Franchised car dealers were so upset by having to arbitrate disputes with their franchisors—whom the dealers thought were exploiting them through their superior bargaining position—that they approached Congress to obtain an exemption from the Federal Arbitration Act, even as they continued to include arbitration clauses in their own sales contracts with consumers.77 Similarly, a study looked at whether corporations included arbitration clauses in their contracts with other companies. Only 11% of such contracts had an arbitration requirement, in contrast to dramatically higher numbers in the corporation’s contracts with consumers, indicating that corporations do not view arbitration as an efficient substitute for court litigation when their own rights are at stake.78

Another example of corporate hypocrisy is that ATT Mobility went to the United States Supreme Court to force its customers to resolve disputes through individual arbitration.79 But shortly after the company’s victory in the Supreme Court—and as it began to move forward with a merger with T-Mobile—AT&T Mobility filed suit in eight federal courts seeking to block individual customer arbitrations that could prevent the merger.80 It would prefer, apparently, to proceed in court.

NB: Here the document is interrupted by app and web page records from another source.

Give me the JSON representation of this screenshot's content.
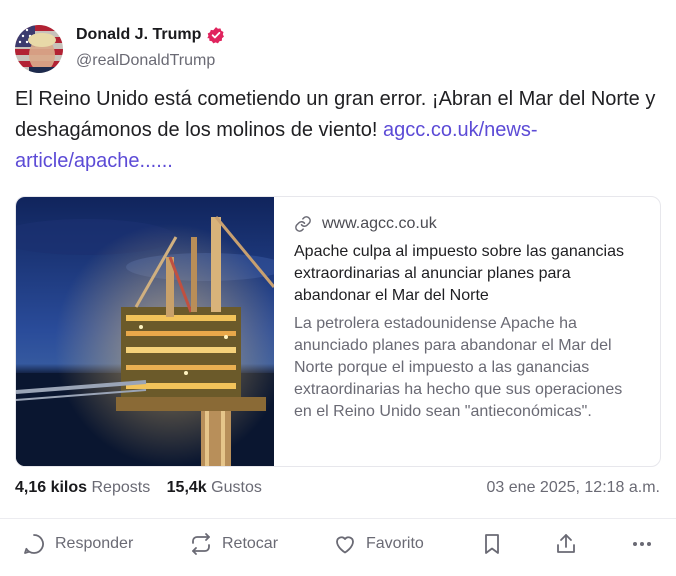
{
  "author": {
    "name": "Donald J. Trump",
    "handle": "@realDonaldTrump"
  },
  "post": {
    "text": "El Reino Unido está cometiendo un gran error. ¡Abran el Mar del Norte y deshagámonos de los molinos de viento! ",
    "link_text": "agcc.co.uk/news-article/apache......"
  },
  "link_card": {
    "domain": "www.agcc.co.uk",
    "title": "Apache culpa al impuesto sobre las ganancias extraordinarias al anunciar planes para abandonar el Mar del Norte",
    "description": "La petrolera estadounidense Apache ha anunciado planes para abandonar el Mar del Norte porque el impuesto a las ganancias extraordinarias ha hecho que sus operaciones en el Reino Unido sean \"antieconómicas\"."
  },
  "stats": {
    "reposts_count": "4,16 kilos",
    "reposts_label": "Reposts",
    "likes_count": "15,4k",
    "likes_label": "Gustos",
    "timestamp": "03 ene 2025, 12:18 a.m."
  },
  "actions": {
    "reply": "Responder",
    "retruth": "Retocar",
    "favorite": "Favorito"
  },
  "colors": {
    "verified": "#e0245e",
    "link": "#5c4bd6",
    "muted": "#6a6a74"
  },
  "icons": [
    "verified-badge-icon",
    "link-icon",
    "reply-icon",
    "retruth-icon",
    "heart-icon",
    "bookmark-icon",
    "share-icon",
    "more-icon"
  ]
}
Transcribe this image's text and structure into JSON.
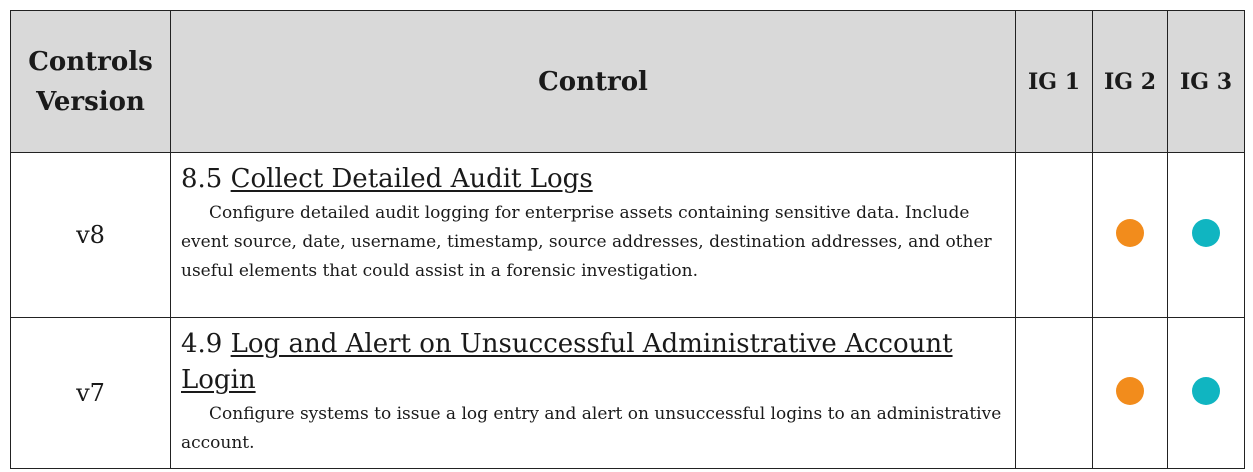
{
  "header": {
    "version_line1": "Controls",
    "version_line2": "Version",
    "control": "Control",
    "ig1": "IG 1",
    "ig2": "IG 2",
    "ig3": "IG 3"
  },
  "rows": [
    {
      "version": "v8",
      "number": "8.5",
      "title": "Collect Detailed Audit Logs",
      "description": "Configure detailed audit logging for enterprise assets containing sensitive data. Include event source, date, username, timestamp, source addresses, destination addresses, and other useful elements that could assist in a forensic investigation.",
      "ig1": false,
      "ig2": true,
      "ig3": true
    },
    {
      "version": "v7",
      "number": "4.9",
      "title": "Log and Alert on Unsuccessful Administrative Account Login",
      "description": "Configure systems to issue a log entry and alert on unsuccessful logins to an administrative account.",
      "ig1": false,
      "ig2": true,
      "ig3": true
    }
  ],
  "colors": {
    "ig2_dot": "#f28c1c",
    "ig3_dot": "#10b5c1",
    "header_bg": "#d9d9d9"
  }
}
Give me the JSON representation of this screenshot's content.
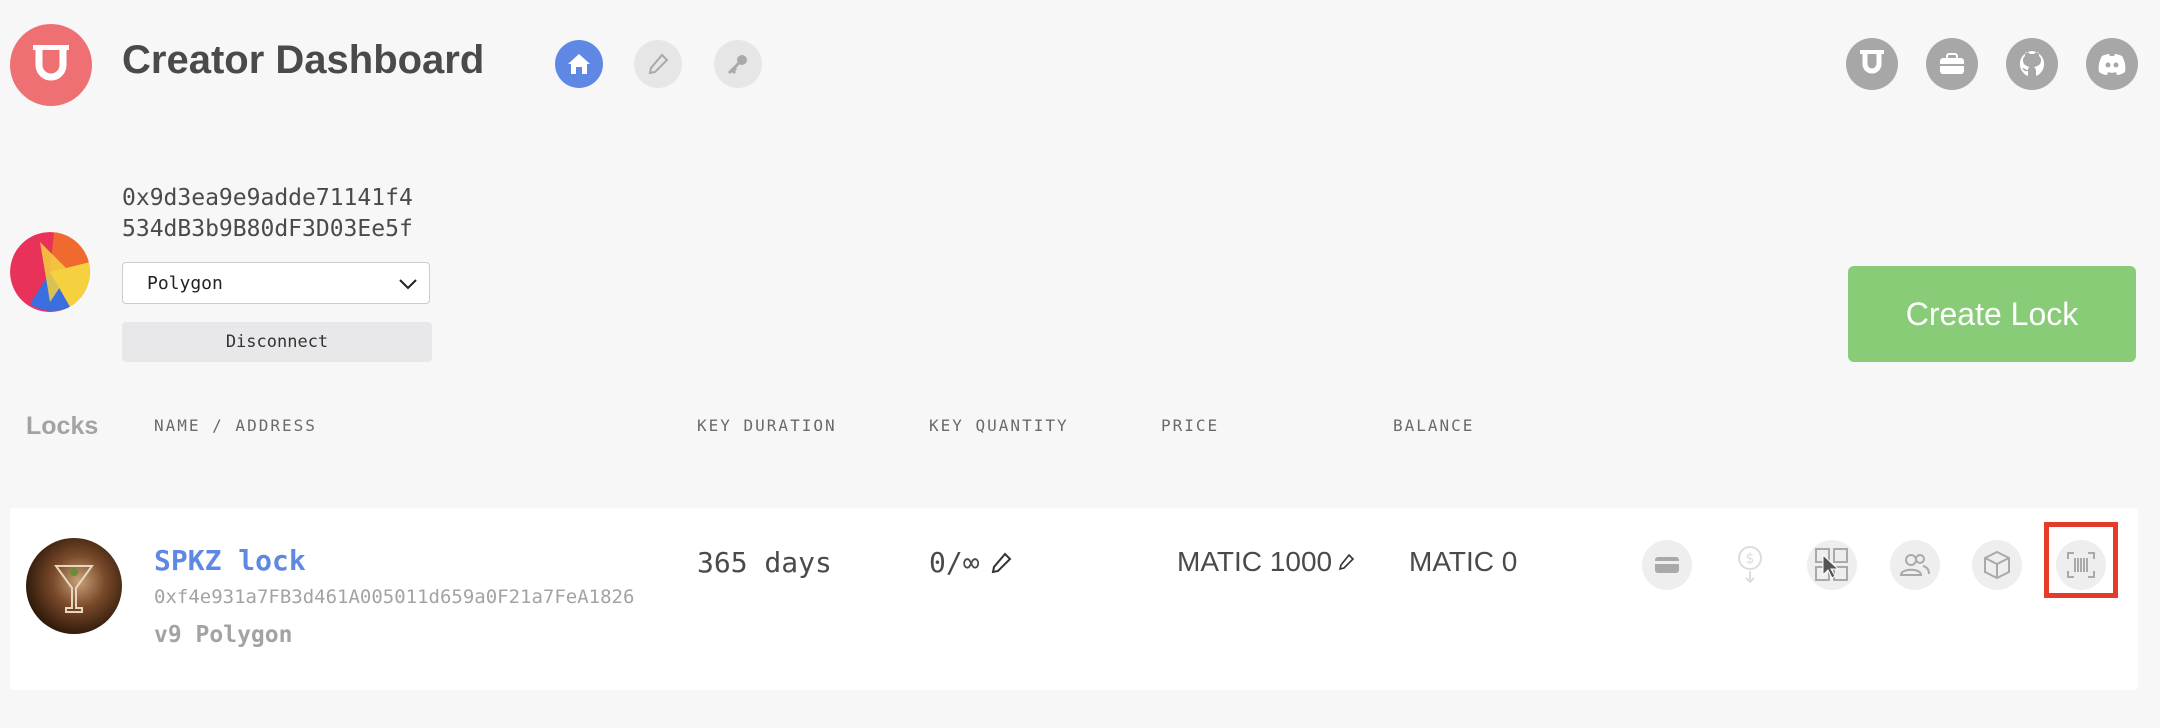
{
  "header": {
    "title": "Creator Dashboard",
    "nav": [
      "home-icon",
      "pencil-icon",
      "key-icon"
    ],
    "right_links": [
      "unlock-icon",
      "briefcase-icon",
      "github-icon",
      "discord-icon"
    ]
  },
  "account": {
    "address_line1": "0x9d3ea9e9adde71141f4",
    "address_line2": "534dB3b9B80dF3D03Ee5f",
    "network": "Polygon",
    "disconnect_label": "Disconnect"
  },
  "create_lock_label": "Create Lock",
  "locks": {
    "label": "Locks",
    "columns": [
      "NAME / ADDRESS",
      "KEY DURATION",
      "KEY QUANTITY",
      "PRICE",
      "BALANCE"
    ],
    "rows": [
      {
        "name": "SPKZ lock",
        "address": "0xf4e931a7FB3d461A005011d659a0F21a7FeA1826",
        "version": "v9 Polygon",
        "duration": "365 days",
        "quantity": "0/∞",
        "price": "MATIC 1000",
        "balance": "MATIC 0"
      }
    ]
  },
  "colors": {
    "accent": "#5f88e4",
    "brand": "#ef7073",
    "create": "#89cc77",
    "highlight": "#e53b2a"
  }
}
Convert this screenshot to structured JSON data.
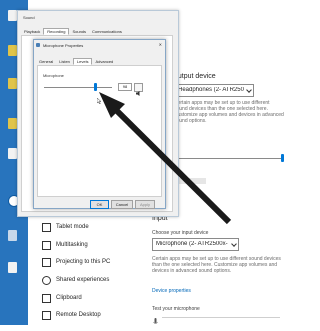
{
  "sound_dialog": {
    "title": "Sound",
    "tabs": [
      "Playback",
      "Recording",
      "Sounds",
      "Communications"
    ]
  },
  "mic_dialog": {
    "title": "Microphone Properties",
    "tabs": [
      "General",
      "Listen",
      "Levels",
      "Advanced"
    ],
    "levels": {
      "label": "Microphone",
      "value": "98",
      "slider_fraction": 0.75
    },
    "buttons": {
      "ok": "OK",
      "cancel": "Cancel",
      "apply": "Apply"
    }
  },
  "settings_right": {
    "output_heading": "output device",
    "output_device": "Headphones (2- ATR2500x-USB M...",
    "output_note": "Certain apps may be set up to use different sound devices than the one selected here. Customize app volumes and devices in advanced sound options.",
    "input_heading": "Input",
    "input_label": "Choose your input device",
    "input_device": "Microphone (2- ATR2500x-USB M...",
    "input_note": "Certain apps may be set up to use different sound devices than the one selected here. Customize app volumes and devices in advanced sound options.",
    "device_properties": "Device properties",
    "test_label": "Test your microphone"
  },
  "settings_nav": {
    "items": [
      {
        "label": "Tablet mode",
        "icon": "tablet-icon"
      },
      {
        "label": "Multitasking",
        "icon": "multitasking-icon"
      },
      {
        "label": "Projecting to this PC",
        "icon": "projector-icon"
      },
      {
        "label": "Shared experiences",
        "icon": "shared-experiences-icon"
      },
      {
        "label": "Clipboard",
        "icon": "clipboard-icon"
      },
      {
        "label": "Remote Desktop",
        "icon": "remote-desktop-icon"
      }
    ]
  },
  "colors": {
    "accent": "#0078d7",
    "desktop": "#2874bd",
    "arrow": "#1a1a1a"
  },
  "annotation": {
    "icon": "arrow-pointer-icon"
  }
}
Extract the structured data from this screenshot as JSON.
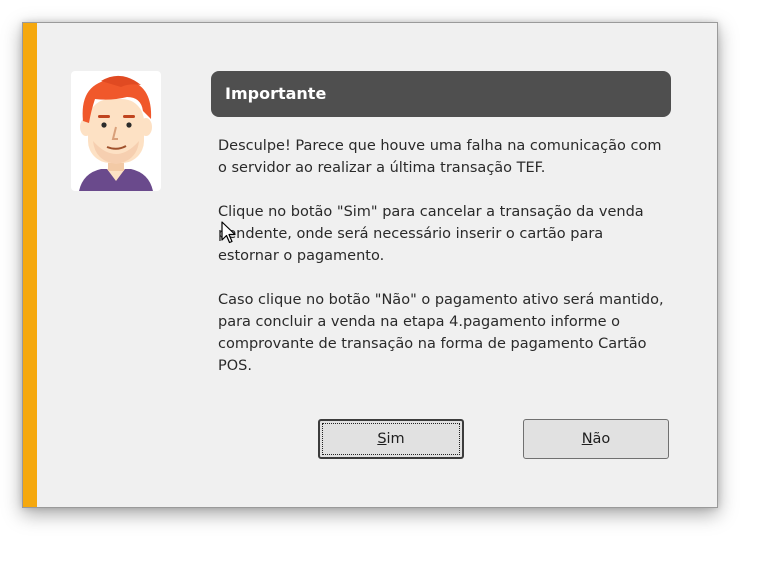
{
  "dialog": {
    "title": "Importante",
    "message": {
      "p1": "Desculpe! Parece que houve uma falha na comunicação com o servidor ao realizar a última transação TEF.",
      "p2": "Clique no botão \"Sim\" para cancelar a transação da venda pendente, onde será necessário inserir o cartão para estornar o pagamento.",
      "p3": "Caso clique no botão \"Não\" o pagamento ativo será mantido, para concluir a venda na etapa 4.pagamento informe o comprovante de transação na forma de pagamento Cartão POS."
    },
    "buttons": {
      "yes": {
        "mnemonic": "S",
        "rest": "im"
      },
      "no": {
        "mnemonic": "N",
        "rest": "ão"
      }
    },
    "icons": {
      "avatar": "assistant-avatar-icon",
      "cursor": "mouse-cursor-icon"
    },
    "colors": {
      "accent": "#f5a80e",
      "title_bar": "#4f4f4f",
      "avatar_hair": "#f0582b",
      "avatar_skin": "#fde1c4",
      "avatar_shirt": "#6a4a8c"
    }
  }
}
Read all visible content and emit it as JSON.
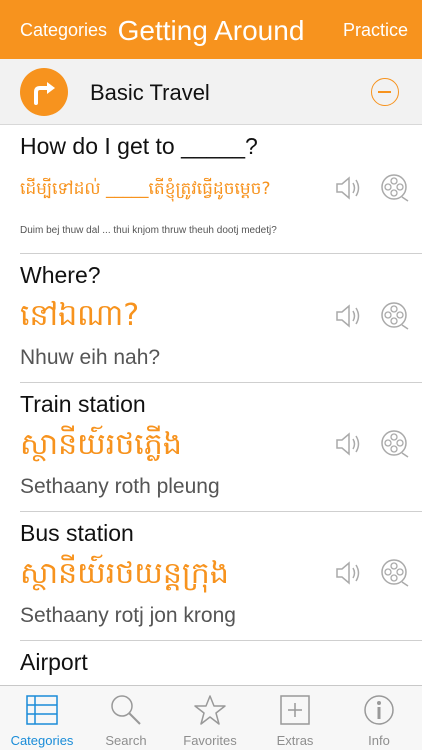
{
  "nav": {
    "left_label": "Categories",
    "title": "Getting Around",
    "right_label": "Practice"
  },
  "section": {
    "name": "Basic Travel"
  },
  "phrases": [
    {
      "english": "How do I get to _____?",
      "khmer": "ដើម្បីទៅដល់ _____តើខ្ញុំត្រូវធ្វើដូចម្តេច?",
      "phonetic": "Duim bej thuw dal ... thui knjom thruw theuh dootj medetj?"
    },
    {
      "english": "Where?",
      "khmer": "នៅឯណា?",
      "phonetic": "Nhuw eih nah?"
    },
    {
      "english": "Train station",
      "khmer": "ស្ថានីយ៍រថភ្លើង",
      "phonetic": "Sethaany roth pleung"
    },
    {
      "english": "Bus station",
      "khmer": "ស្ថានីយ៍រថយន្តក្រុង",
      "phonetic": "Sethaany rotj jon krong"
    },
    {
      "english": "Airport"
    }
  ],
  "tabbar": {
    "items": [
      {
        "label": "Categories",
        "icon": "list-icon",
        "active": true
      },
      {
        "label": "Search",
        "icon": "search-icon",
        "active": false
      },
      {
        "label": "Favorites",
        "icon": "star-icon",
        "active": false
      },
      {
        "label": "Extras",
        "icon": "plus-box-icon",
        "active": false
      },
      {
        "label": "Info",
        "icon": "info-icon",
        "active": false
      }
    ]
  },
  "colors": {
    "accent": "#f7931e",
    "tab_active": "#1a8cd8",
    "tab_inactive": "#8e8e8e"
  }
}
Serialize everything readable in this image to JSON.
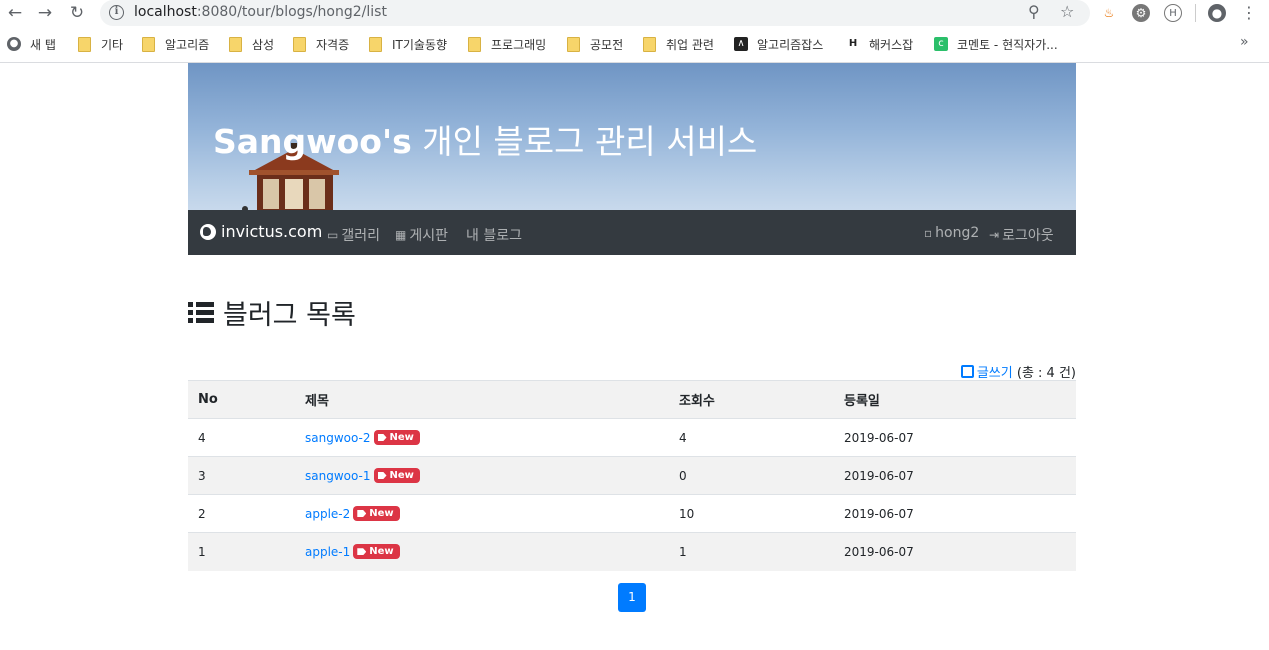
{
  "browser": {
    "url_host": "localhost",
    "url_path": ":8080/tour/blogs/hong2/list",
    "bookmarks": [
      {
        "label": "새 탭",
        "icon": "globe-icon"
      },
      {
        "label": "기타",
        "icon": "folder-icon"
      },
      {
        "label": "알고리즘",
        "icon": "folder-icon"
      },
      {
        "label": "삼성",
        "icon": "folder-icon"
      },
      {
        "label": "자격증",
        "icon": "folder-icon"
      },
      {
        "label": "IT기술동향",
        "icon": "folder-icon"
      },
      {
        "label": "프로그래밍",
        "icon": "folder-icon"
      },
      {
        "label": "공모전",
        "icon": "folder-icon"
      },
      {
        "label": "취업 관련",
        "icon": "folder-icon"
      },
      {
        "label": "알고리즘잡스",
        "icon": "site-icon"
      },
      {
        "label": "해커스잡",
        "icon": "site-icon"
      },
      {
        "label": "코멘토 - 현직자가...",
        "icon": "site-icon"
      }
    ]
  },
  "header": {
    "title_bold": "Sangwoo's",
    "title_rest": " 개인 블로그 관리 서비스"
  },
  "navbar": {
    "brand": "invictus.com",
    "links": [
      "갤러리",
      "게시판",
      "내 블로그"
    ],
    "user": "hong2",
    "logout": "로그아웃"
  },
  "page": {
    "heading": "블러그 목록",
    "write_label": "글쓰기",
    "total_text": "(총 : 4 건)"
  },
  "table": {
    "headers": [
      "No",
      "제목",
      "조회수",
      "등록일"
    ],
    "badge": "New",
    "rows": [
      {
        "no": "4",
        "title": "sangwoo-2",
        "views": "4",
        "date": "2019-06-07"
      },
      {
        "no": "3",
        "title": "sangwoo-1",
        "views": "0",
        "date": "2019-06-07"
      },
      {
        "no": "2",
        "title": "apple-2",
        "views": "10",
        "date": "2019-06-07"
      },
      {
        "no": "1",
        "title": "apple-1",
        "views": "1",
        "date": "2019-06-07"
      }
    ]
  },
  "pagination": {
    "current": "1"
  },
  "colors": {
    "accent": "#007bff",
    "navbar": "#343a40",
    "badge": "#dc3545"
  }
}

Interestingly, recent studies have also shown that corporate counsel are increasingly dissatisfied with arbitration even for the commercial disputes that arbitration was initially designed to streamline. One publication for in-house counsel notes that arbitration is not significantly less expensive and time-consuming than litigation, and expresses concerns about arbitrators’ competence and neutrality.81


  • 76 {76} Jeffrey W. Stempel, Mandating Minimum Quality in Mass Arbitration, 76 U. Cin. L. Rev. 383, 421 (2008).

  • 77 {77} See 15 U.S.C. § 1226 (reprinted in Appx. B.7, infra). Cf. Arciniaga v. Gen. Motors Corp., 460 F.3d 231 (2d Cir. 2006) (dealer did not meet the definition of a franchisee and thus was forced to arbitrate its dispute).

  • 78 {78} Theodore Eisenberg & Geoffrey P. Miller, Cornell Legal Studies Research Paper Series, The Flight from Arbitration: An Empirical Study of Ex Ante Arbitration Clauses in Publicly-Held Companies’ Contracts (Aug. 30, 2006), available at See also Theodore Eisenberg, Geoffrey P. Miller & Emily Sherwin, Arbitration’s Summer Soldiers: An Empirical Study of Arbitration Clauses in Consumer and Nonconsumer Contracts, 41 U. Mich. J.L. Reform 871 (2008); Liz Kramer, Dissonance Between SCOTUS and BUSINESS on Arbitration, Arbitration Nation (Apr. 23, 2012),; Art Levine, Why Does Chamber of Commerce Favor Arbitration for Workplace Rape Victims, But Oppose It For Union Workers?, Huffington Post (July 17, 2009), (noting hypocrisy in that Chamber of Commerce and businesses “fervently . . . embrace arbitration when it allows them to avoid being held accountable for negligence towards employees or the defrauding of consumers” but oppose binding arbitration with unions under provisions of Employee Free Choice Act).

  • 79 {79} AT&T Mobility L.L.C. v. Concepcion, 563 U.S. 333, 131 S. Ct. 1740, 179 L. Ed. 2d 742 (2011).

  • 80 {80} Martha Neil, After Supreme Court Win Forcing Customers to Arbitrate, AT&T Now Sues to Stop the Arbitration, A.B.A. J. (Aug. 17, 2011).

  • 81 {81} System Slowdown: Can Arbitration Be Fixed?, Inside Counsel, May 2007, at 50–58.